Retype all of the entries that appear below, keeping them exactly as they are.

☆ ☆ ☆ ☆

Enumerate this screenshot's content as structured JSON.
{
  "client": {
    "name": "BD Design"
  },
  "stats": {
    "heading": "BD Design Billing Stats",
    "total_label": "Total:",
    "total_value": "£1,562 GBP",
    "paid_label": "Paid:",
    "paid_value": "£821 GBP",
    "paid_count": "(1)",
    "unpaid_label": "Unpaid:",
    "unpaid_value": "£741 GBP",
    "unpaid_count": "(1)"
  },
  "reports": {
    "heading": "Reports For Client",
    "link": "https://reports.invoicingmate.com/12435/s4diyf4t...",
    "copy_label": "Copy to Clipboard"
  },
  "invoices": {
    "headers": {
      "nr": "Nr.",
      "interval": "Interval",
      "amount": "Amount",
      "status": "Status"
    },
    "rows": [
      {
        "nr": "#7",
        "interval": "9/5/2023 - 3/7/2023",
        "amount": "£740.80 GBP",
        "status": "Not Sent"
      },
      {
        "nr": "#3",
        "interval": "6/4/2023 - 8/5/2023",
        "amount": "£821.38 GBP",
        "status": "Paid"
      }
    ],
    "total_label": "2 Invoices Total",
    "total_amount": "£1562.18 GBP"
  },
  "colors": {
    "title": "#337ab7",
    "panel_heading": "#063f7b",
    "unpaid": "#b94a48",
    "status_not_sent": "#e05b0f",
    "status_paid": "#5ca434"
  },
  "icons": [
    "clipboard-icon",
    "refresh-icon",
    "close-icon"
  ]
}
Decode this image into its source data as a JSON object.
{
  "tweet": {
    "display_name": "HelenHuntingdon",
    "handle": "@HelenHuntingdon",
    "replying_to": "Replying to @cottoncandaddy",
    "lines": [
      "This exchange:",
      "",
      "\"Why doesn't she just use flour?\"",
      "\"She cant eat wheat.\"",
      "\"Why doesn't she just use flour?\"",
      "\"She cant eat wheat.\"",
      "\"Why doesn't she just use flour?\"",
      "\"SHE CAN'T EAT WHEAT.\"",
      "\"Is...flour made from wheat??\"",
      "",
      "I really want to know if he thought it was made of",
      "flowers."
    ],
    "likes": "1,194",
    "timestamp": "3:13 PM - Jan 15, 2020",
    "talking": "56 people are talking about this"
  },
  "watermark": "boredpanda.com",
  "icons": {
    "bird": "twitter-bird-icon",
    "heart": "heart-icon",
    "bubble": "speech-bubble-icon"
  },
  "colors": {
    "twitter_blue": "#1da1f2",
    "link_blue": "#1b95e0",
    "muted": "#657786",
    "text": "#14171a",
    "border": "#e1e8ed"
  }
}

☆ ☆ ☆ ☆

## The completed task
Enumerate this screenshot's content as structured JSON.
{
  "client": {
    "name": "BD Design"
  },
  "stats": {
    "heading": "BD Design Billing Stats",
    "total_label": "Total:",
    "total_value": "£1,562 GBP",
    "paid_label": "Paid:",
    "paid_value": "£821 GBP",
    "paid_count": "(1)",
    "unpaid_label": "Unpaid:",
    "unpaid_value": "£741 GBP",
    "unpaid_count": "(1)"
  },
  "reports": {
    "heading": "Reports For Client",
    "link": "https://reports.invoicingmate.com/12435/s4diyf4t...",
    "copy_label": "Copy to Clipboard"
  },
  "invoices": {
    "headers": {
      "nr": "Nr.",
      "interval": "Interval",
      "amount": "Amount",
      "status": "Status"
    },
    "rows": [
      {
        "nr": "#7",
        "interval": "9/5/2023 - 3/7/2023",
        "amount": "£740.80 GBP",
        "status": "Not Sent"
      },
      {
        "nr": "#3",
        "interval": "6/4/2023 - 8/5/2023",
        "amount": "£821.38 GBP",
        "status": "Paid"
      }
    ],
    "total_label": "2 Invoices Total",
    "total_amount": "£1562.18 GBP"
  },
  "colors": {
    "title": "#337ab7",
    "panel_heading": "#063f7b",
    "unpaid": "#b94a48",
    "status_not_sent": "#e05b0f",
    "status_paid": "#5ca434"
  },
  "icons": [
    "clipboard-icon",
    "refresh-icon",
    "close-icon"
  ]
}
Decode this image into its source data as a JSON object.
{
  "tweet": {
    "display_name": "HelenHuntingdon",
    "handle": "@HelenHuntingdon",
    "replying_to": "Replying to @cottoncandaddy",
    "lines": [
      "This exchange:",
      "",
      "\"Why doesn't she just use flour?\"",
      "\"She cant eat wheat.\"",
      "\"Why doesn't she just use flour?\"",
      "\"She cant eat wheat.\"",
      "\"Why doesn't she just use flour?\"",
      "\"SHE CAN'T EAT WHEAT.\"",
      "\"Is...flour made from wheat??\"",
      "",
      "I really want to know if he thought it was made of",
      "flowers."
    ],
    "likes": "1,194",
    "timestamp": "3:13 PM - Jan 15, 2020",
    "talking": "56 people are talking about this"
  },
  "watermark": "boredpanda.com",
  "icons": {
    "bird": "twitter-bird-icon",
    "heart": "heart-icon",
    "bubble": "speech-bubble-icon"
  },
  "colors": {
    "twitter_blue": "#1da1f2",
    "link_blue": "#1b95e0",
    "muted": "#657786",
    "text": "#14171a",
    "border": "#e1e8ed"
  }
}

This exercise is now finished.